··· Task inputs ···

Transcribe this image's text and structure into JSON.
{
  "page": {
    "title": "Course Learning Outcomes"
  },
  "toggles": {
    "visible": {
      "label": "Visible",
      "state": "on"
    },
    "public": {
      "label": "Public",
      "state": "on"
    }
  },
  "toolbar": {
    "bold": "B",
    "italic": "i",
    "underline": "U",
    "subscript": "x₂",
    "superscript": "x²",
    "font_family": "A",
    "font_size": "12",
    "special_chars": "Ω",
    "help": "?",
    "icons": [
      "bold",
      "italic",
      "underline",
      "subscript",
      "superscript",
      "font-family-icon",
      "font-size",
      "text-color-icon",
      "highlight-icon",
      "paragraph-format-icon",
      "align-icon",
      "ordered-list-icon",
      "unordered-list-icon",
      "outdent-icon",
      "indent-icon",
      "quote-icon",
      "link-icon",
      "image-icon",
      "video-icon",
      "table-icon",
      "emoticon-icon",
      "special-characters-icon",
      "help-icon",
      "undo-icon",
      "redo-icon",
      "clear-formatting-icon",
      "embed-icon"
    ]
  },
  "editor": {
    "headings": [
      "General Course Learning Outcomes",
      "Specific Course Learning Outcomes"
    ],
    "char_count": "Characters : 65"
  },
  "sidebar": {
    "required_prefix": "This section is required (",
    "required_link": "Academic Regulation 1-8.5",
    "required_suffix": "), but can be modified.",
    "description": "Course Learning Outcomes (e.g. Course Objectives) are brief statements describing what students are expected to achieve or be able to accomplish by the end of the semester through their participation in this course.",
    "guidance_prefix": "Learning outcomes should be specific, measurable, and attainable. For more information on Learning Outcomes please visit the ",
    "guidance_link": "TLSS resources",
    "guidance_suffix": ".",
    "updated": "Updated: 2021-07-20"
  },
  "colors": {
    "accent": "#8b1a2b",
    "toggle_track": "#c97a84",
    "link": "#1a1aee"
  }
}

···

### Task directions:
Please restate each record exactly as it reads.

### Solution to this problem:
Transcribe this image's text and structure into JSON.
{
  "page": {
    "title": "Course Learning Outcomes"
  },
  "toggles": {
    "visible": {
      "label": "Visible",
      "state": "on"
    },
    "public": {
      "label": "Public",
      "state": "on"
    }
  },
  "toolbar": {
    "bold": "B",
    "italic": "i",
    "underline": "U",
    "subscript": "x₂",
    "superscript": "x²",
    "font_family": "A",
    "font_size": "12",
    "special_chars": "Ω",
    "help": "?",
    "icons": [
      "bold",
      "italic",
      "underline",
      "subscript",
      "superscript",
      "font-family-icon",
      "font-size",
      "text-color-icon",
      "highlight-icon",
      "paragraph-format-icon",
      "align-icon",
      "ordered-list-icon",
      "unordered-list-icon",
      "outdent-icon",
      "indent-icon",
      "quote-icon",
      "link-icon",
      "image-icon",
      "video-icon",
      "table-icon",
      "emoticon-icon",
      "special-characters-icon",
      "help-icon",
      "undo-icon",
      "redo-icon",
      "clear-formatting-icon",
      "embed-icon"
    ]
  },
  "editor": {
    "headings": [
      "General Course Learning Outcomes",
      "Specific Course Learning Outcomes"
    ],
    "char_count": "Characters : 65"
  },
  "sidebar": {
    "required_prefix": "This section is required (",
    "required_link": "Academic Regulation 1-8.5",
    "required_suffix": "), but can be modified.",
    "description": "Course Learning Outcomes (e.g. Course Objectives) are brief statements describing what students are expected to achieve or be able to accomplish by the end of the semester through their participation in this course.",
    "guidance_prefix": "Learning outcomes should be specific, measurable, and attainable. For more information on Learning Outcomes please visit the ",
    "guidance_link": "TLSS resources",
    "guidance_suffix": ".",
    "updated": "Updated: 2021-07-20"
  },
  "colors": {
    "accent": "#8b1a2b",
    "toggle_track": "#c97a84",
    "link": "#1a1aee"
  }
}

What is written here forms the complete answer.